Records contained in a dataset
══════════════════════════════
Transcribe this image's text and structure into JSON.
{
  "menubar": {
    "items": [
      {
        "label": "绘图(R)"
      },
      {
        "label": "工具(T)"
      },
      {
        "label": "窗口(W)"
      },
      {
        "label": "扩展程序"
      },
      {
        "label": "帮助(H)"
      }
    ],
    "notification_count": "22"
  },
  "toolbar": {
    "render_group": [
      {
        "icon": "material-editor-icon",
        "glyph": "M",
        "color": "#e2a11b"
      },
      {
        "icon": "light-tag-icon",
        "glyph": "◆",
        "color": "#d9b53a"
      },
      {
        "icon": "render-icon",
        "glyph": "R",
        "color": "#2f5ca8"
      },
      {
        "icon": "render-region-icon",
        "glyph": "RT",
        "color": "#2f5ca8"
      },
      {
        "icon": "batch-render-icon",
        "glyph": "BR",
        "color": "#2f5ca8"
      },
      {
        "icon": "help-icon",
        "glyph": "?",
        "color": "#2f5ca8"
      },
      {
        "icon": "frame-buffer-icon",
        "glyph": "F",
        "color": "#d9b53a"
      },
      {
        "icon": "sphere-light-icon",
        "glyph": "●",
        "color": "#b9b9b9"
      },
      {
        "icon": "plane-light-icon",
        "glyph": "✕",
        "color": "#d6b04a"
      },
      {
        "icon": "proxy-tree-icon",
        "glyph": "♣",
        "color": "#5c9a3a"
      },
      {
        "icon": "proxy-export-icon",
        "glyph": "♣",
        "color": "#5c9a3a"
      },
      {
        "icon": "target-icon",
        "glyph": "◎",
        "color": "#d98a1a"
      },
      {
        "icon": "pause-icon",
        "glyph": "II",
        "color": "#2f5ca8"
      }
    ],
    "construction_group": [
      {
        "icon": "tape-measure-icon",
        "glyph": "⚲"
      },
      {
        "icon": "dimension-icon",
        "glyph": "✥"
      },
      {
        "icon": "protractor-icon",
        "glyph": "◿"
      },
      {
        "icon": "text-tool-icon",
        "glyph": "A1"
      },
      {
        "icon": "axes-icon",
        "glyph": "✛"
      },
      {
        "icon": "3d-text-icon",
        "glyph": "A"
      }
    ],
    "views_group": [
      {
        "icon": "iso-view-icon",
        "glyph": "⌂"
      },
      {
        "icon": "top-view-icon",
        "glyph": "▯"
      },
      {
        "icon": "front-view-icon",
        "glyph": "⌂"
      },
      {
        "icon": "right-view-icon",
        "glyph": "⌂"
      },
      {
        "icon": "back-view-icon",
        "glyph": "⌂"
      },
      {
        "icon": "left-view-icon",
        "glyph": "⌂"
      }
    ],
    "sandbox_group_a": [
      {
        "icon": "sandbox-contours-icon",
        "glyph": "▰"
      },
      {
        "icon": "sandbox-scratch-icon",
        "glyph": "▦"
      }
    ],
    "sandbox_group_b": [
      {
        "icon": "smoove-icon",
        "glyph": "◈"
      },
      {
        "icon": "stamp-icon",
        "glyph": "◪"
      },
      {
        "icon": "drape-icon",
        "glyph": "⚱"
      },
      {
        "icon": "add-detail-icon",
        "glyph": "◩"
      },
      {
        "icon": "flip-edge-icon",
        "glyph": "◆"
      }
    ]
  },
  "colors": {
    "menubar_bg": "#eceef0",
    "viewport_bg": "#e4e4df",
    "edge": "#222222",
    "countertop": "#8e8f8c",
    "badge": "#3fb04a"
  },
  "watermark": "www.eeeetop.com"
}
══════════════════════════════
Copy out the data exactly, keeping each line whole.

Transcribe this image's text and structure into JSON.
{
  "menubar": {
    "items": [
      {
        "label": "绘图(R)"
      },
      {
        "label": "工具(T)"
      },
      {
        "label": "窗口(W)"
      },
      {
        "label": "扩展程序"
      },
      {
        "label": "帮助(H)"
      }
    ],
    "notification_count": "22"
  },
  "toolbar": {
    "render_group": [
      {
        "icon": "material-editor-icon",
        "glyph": "M",
        "color": "#e2a11b"
      },
      {
        "icon": "light-tag-icon",
        "glyph": "◆",
        "color": "#d9b53a"
      },
      {
        "icon": "render-icon",
        "glyph": "R",
        "color": "#2f5ca8"
      },
      {
        "icon": "render-region-icon",
        "glyph": "RT",
        "color": "#2f5ca8"
      },
      {
        "icon": "batch-render-icon",
        "glyph": "BR",
        "color": "#2f5ca8"
      },
      {
        "icon": "help-icon",
        "glyph": "?",
        "color": "#2f5ca8"
      },
      {
        "icon": "frame-buffer-icon",
        "glyph": "F",
        "color": "#d9b53a"
      },
      {
        "icon": "sphere-light-icon",
        "glyph": "●",
        "color": "#b9b9b9"
      },
      {
        "icon": "plane-light-icon",
        "glyph": "✕",
        "color": "#d6b04a"
      },
      {
        "icon": "proxy-tree-icon",
        "glyph": "♣",
        "color": "#5c9a3a"
      },
      {
        "icon": "proxy-export-icon",
        "glyph": "♣",
        "color": "#5c9a3a"
      },
      {
        "icon": "target-icon",
        "glyph": "◎",
        "color": "#d98a1a"
      },
      {
        "icon": "pause-icon",
        "glyph": "II",
        "color": "#2f5ca8"
      }
    ],
    "construction_group": [
      {
        "icon": "tape-measure-icon",
        "glyph": "⚲"
      },
      {
        "icon": "dimension-icon",
        "glyph": "✥"
      },
      {
        "icon": "protractor-icon",
        "glyph": "◿"
      },
      {
        "icon": "text-tool-icon",
        "glyph": "A1"
      },
      {
        "icon": "axes-icon",
        "glyph": "✛"
      },
      {
        "icon": "3d-text-icon",
        "glyph": "A"
      }
    ],
    "views_group": [
      {
        "icon": "iso-view-icon",
        "glyph": "⌂"
      },
      {
        "icon": "top-view-icon",
        "glyph": "▯"
      },
      {
        "icon": "front-view-icon",
        "glyph": "⌂"
      },
      {
        "icon": "right-view-icon",
        "glyph": "⌂"
      },
      {
        "icon": "back-view-icon",
        "glyph": "⌂"
      },
      {
        "icon": "left-view-icon",
        "glyph": "⌂"
      }
    ],
    "sandbox_group_a": [
      {
        "icon": "sandbox-contours-icon",
        "glyph": "▰"
      },
      {
        "icon": "sandbox-scratch-icon",
        "glyph": "▦"
      }
    ],
    "sandbox_group_b": [
      {
        "icon": "smoove-icon",
        "glyph": "◈"
      },
      {
        "icon": "stamp-icon",
        "glyph": "◪"
      },
      {
        "icon": "drape-icon",
        "glyph": "⚱"
      },
      {
        "icon": "add-detail-icon",
        "glyph": "◩"
      },
      {
        "icon": "flip-edge-icon",
        "glyph": "◆"
      }
    ]
  },
  "colors": {
    "menubar_bg": "#eceef0",
    "viewport_bg": "#e4e4df",
    "edge": "#222222",
    "countertop": "#8e8f8c",
    "badge": "#3fb04a"
  },
  "watermark": "www.eeeetop.com"
}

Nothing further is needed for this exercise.